### WHAT IS NEEDED
With images removed, return the whole listing exactly as written.

### DATA TO EXAMINE

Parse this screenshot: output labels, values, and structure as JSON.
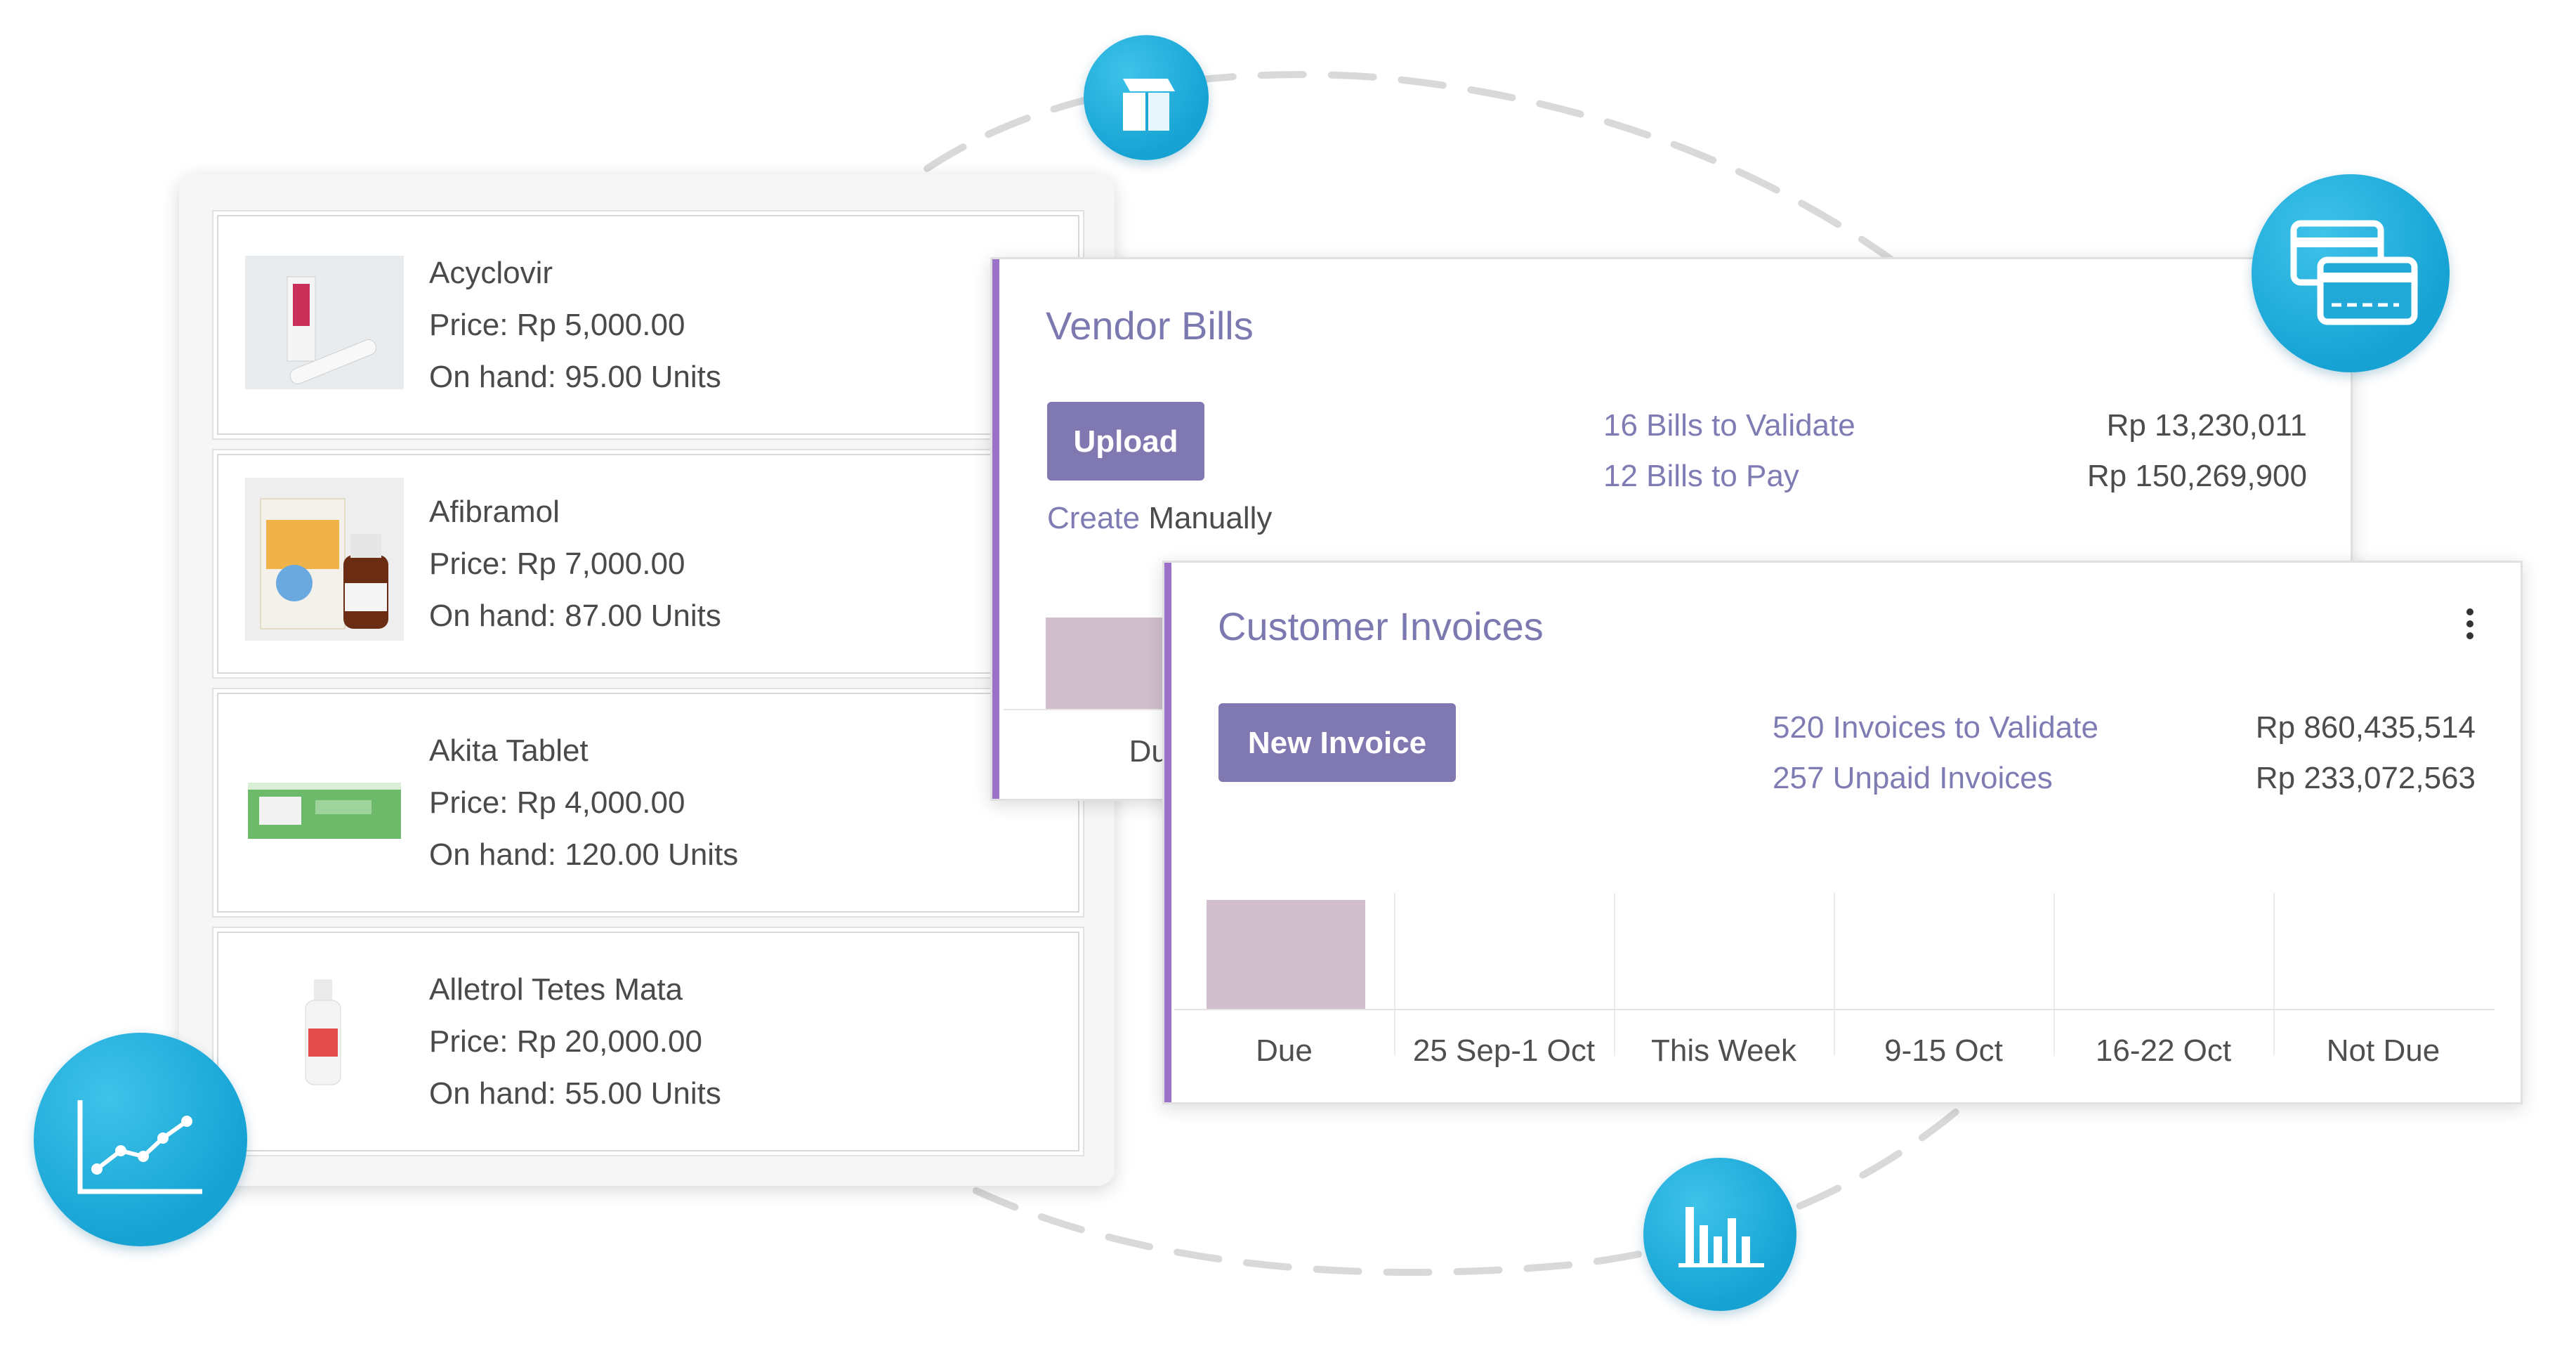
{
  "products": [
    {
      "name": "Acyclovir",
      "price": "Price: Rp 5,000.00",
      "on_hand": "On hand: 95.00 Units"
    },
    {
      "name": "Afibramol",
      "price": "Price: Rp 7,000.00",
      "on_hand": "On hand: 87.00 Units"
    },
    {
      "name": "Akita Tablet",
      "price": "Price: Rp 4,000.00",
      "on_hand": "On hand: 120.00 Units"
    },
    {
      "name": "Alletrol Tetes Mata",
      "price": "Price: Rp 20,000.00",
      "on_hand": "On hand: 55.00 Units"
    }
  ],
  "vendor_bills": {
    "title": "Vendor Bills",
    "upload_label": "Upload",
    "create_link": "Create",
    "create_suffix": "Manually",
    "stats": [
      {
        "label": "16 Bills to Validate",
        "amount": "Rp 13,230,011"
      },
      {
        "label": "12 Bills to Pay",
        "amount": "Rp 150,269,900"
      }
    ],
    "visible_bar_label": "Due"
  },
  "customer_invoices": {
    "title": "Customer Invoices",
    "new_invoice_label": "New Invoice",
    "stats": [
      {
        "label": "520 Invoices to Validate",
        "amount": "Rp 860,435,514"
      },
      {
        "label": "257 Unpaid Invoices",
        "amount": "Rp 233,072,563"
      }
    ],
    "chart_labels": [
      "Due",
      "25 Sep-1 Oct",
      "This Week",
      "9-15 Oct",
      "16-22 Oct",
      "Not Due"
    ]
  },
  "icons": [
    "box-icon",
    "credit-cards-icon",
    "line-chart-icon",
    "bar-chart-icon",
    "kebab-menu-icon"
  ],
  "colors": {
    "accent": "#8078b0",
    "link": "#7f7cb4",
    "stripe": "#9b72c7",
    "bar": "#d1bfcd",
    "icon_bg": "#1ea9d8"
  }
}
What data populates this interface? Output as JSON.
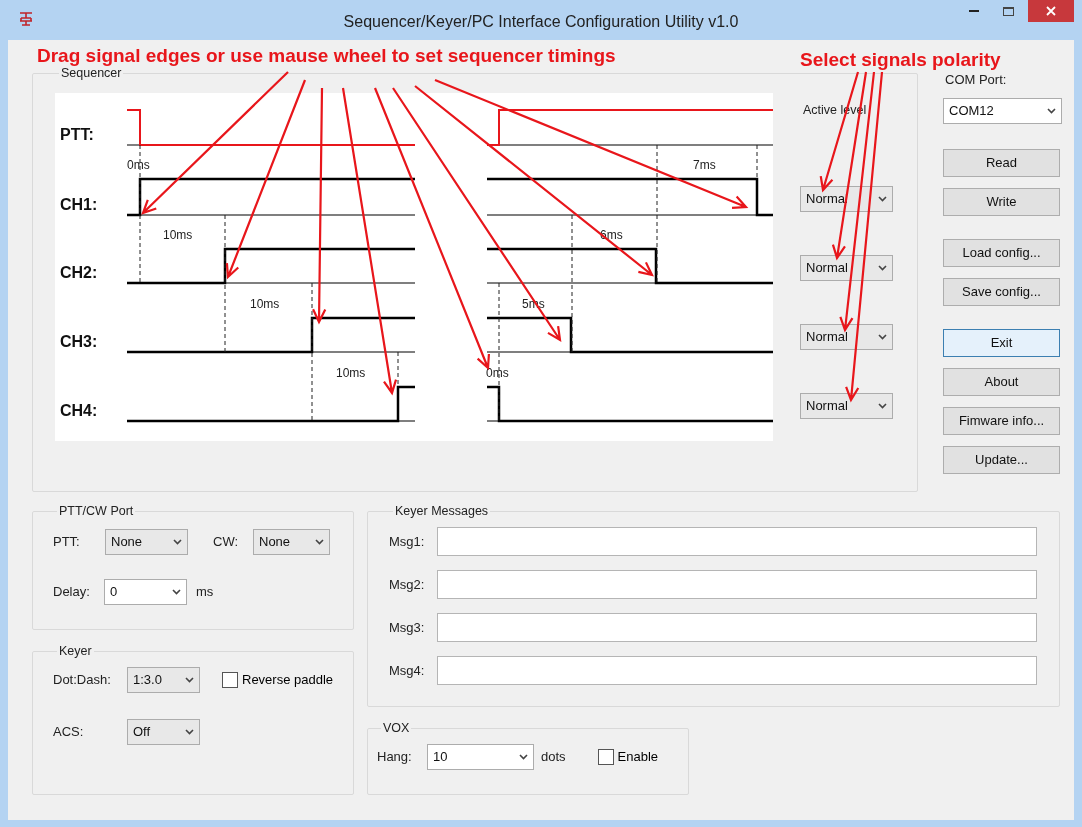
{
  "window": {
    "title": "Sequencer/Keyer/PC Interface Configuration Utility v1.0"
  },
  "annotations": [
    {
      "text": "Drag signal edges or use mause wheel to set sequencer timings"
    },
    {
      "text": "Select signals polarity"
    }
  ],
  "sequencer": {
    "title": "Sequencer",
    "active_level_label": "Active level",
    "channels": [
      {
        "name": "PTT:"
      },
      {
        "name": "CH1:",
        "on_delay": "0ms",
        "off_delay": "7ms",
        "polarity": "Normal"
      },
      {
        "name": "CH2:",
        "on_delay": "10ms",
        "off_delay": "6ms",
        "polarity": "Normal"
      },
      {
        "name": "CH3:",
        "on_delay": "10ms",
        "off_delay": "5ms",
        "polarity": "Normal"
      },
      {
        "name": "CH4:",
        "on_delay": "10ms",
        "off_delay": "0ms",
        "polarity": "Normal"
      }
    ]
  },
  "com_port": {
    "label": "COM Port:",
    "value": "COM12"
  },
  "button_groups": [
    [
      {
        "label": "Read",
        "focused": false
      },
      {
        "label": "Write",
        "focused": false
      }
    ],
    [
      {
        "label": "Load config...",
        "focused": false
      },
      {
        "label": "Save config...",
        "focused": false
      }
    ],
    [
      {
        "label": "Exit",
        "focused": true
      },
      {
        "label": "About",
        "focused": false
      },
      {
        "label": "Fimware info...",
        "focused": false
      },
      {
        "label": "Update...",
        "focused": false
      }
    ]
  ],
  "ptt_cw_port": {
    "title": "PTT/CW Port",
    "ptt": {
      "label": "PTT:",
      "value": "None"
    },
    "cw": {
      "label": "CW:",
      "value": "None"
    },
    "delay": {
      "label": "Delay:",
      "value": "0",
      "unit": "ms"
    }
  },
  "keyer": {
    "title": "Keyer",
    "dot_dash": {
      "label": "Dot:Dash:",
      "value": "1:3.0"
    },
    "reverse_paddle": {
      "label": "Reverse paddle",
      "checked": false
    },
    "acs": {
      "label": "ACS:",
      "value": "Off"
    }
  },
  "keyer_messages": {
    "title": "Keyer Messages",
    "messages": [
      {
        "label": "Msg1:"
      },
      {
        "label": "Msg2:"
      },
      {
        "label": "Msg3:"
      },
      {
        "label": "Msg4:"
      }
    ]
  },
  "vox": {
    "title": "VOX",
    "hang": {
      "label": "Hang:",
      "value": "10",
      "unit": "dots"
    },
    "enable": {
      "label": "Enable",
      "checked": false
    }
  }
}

### OUTPUT FOR THIS EXERCISE
Parse this screenshot: output labels, values, and structure as JSON.
{
  "products": [
    {
      "name": "Acyclovir",
      "price": "Price: Rp 5,000.00",
      "on_hand": "On hand: 95.00 Units"
    },
    {
      "name": "Afibramol",
      "price": "Price: Rp 7,000.00",
      "on_hand": "On hand: 87.00 Units"
    },
    {
      "name": "Akita Tablet",
      "price": "Price: Rp 4,000.00",
      "on_hand": "On hand: 120.00 Units"
    },
    {
      "name": "Alletrol Tetes Mata",
      "price": "Price: Rp 20,000.00",
      "on_hand": "On hand: 55.00 Units"
    }
  ],
  "vendor_bills": {
    "title": "Vendor Bills",
    "upload_label": "Upload",
    "create_link": "Create",
    "create_suffix": "Manually",
    "stats": [
      {
        "label": "16 Bills to Validate",
        "amount": "Rp 13,230,011"
      },
      {
        "label": "12 Bills to Pay",
        "amount": "Rp 150,269,900"
      }
    ],
    "visible_bar_label": "Due"
  },
  "customer_invoices": {
    "title": "Customer Invoices",
    "new_invoice_label": "New Invoice",
    "stats": [
      {
        "label": "520 Invoices to Validate",
        "amount": "Rp 860,435,514"
      },
      {
        "label": "257 Unpaid Invoices",
        "amount": "Rp 233,072,563"
      }
    ],
    "chart_labels": [
      "Due",
      "25 Sep-1 Oct",
      "This Week",
      "9-15 Oct",
      "16-22 Oct",
      "Not Due"
    ]
  },
  "icons": [
    "box-icon",
    "credit-cards-icon",
    "line-chart-icon",
    "bar-chart-icon",
    "kebab-menu-icon"
  ],
  "colors": {
    "accent": "#8078b0",
    "link": "#7f7cb4",
    "stripe": "#9b72c7",
    "bar": "#d1bfcd",
    "icon_bg": "#1ea9d8"
  }
}
What data populates this interface? Output as JSON.
{
  "window": {
    "title": "Sequencer/Keyer/PC Interface Configuration Utility v1.0"
  },
  "annotations": [
    {
      "text": "Drag signal edges or use mause wheel to set sequencer timings"
    },
    {
      "text": "Select signals polarity"
    }
  ],
  "sequencer": {
    "title": "Sequencer",
    "active_level_label": "Active level",
    "channels": [
      {
        "name": "PTT:"
      },
      {
        "name": "CH1:",
        "on_delay": "0ms",
        "off_delay": "7ms",
        "polarity": "Normal"
      },
      {
        "name": "CH2:",
        "on_delay": "10ms",
        "off_delay": "6ms",
        "polarity": "Normal"
      },
      {
        "name": "CH3:",
        "on_delay": "10ms",
        "off_delay": "5ms",
        "polarity": "Normal"
      },
      {
        "name": "CH4:",
        "on_delay": "10ms",
        "off_delay": "0ms",
        "polarity": "Normal"
      }
    ]
  },
  "com_port": {
    "label": "COM Port:",
    "value": "COM12"
  },
  "button_groups": [
    [
      {
        "label": "Read",
        "focused": false
      },
      {
        "label": "Write",
        "focused": false
      }
    ],
    [
      {
        "label": "Load config...",
        "focused": false
      },
      {
        "label": "Save config...",
        "focused": false
      }
    ],
    [
      {
        "label": "Exit",
        "focused": true
      },
      {
        "label": "About",
        "focused": false
      },
      {
        "label": "Fimware info...",
        "focused": false
      },
      {
        "label": "Update...",
        "focused": false
      }
    ]
  ],
  "ptt_cw_port": {
    "title": "PTT/CW Port",
    "ptt": {
      "label": "PTT:",
      "value": "None"
    },
    "cw": {
      "label": "CW:",
      "value": "None"
    },
    "delay": {
      "label": "Delay:",
      "value": "0",
      "unit": "ms"
    }
  },
  "keyer": {
    "title": "Keyer",
    "dot_dash": {
      "label": "Dot:Dash:",
      "value": "1:3.0"
    },
    "reverse_paddle": {
      "label": "Reverse paddle",
      "checked": false
    },
    "acs": {
      "label": "ACS:",
      "value": "Off"
    }
  },
  "keyer_messages": {
    "title": "Keyer Messages",
    "messages": [
      {
        "label": "Msg1:"
      },
      {
        "label": "Msg2:"
      },
      {
        "label": "Msg3:"
      },
      {
        "label": "Msg4:"
      }
    ]
  },
  "vox": {
    "title": "VOX",
    "hang": {
      "label": "Hang:",
      "value": "10",
      "unit": "dots"
    },
    "enable": {
      "label": "Enable",
      "checked": false
    }
  }
}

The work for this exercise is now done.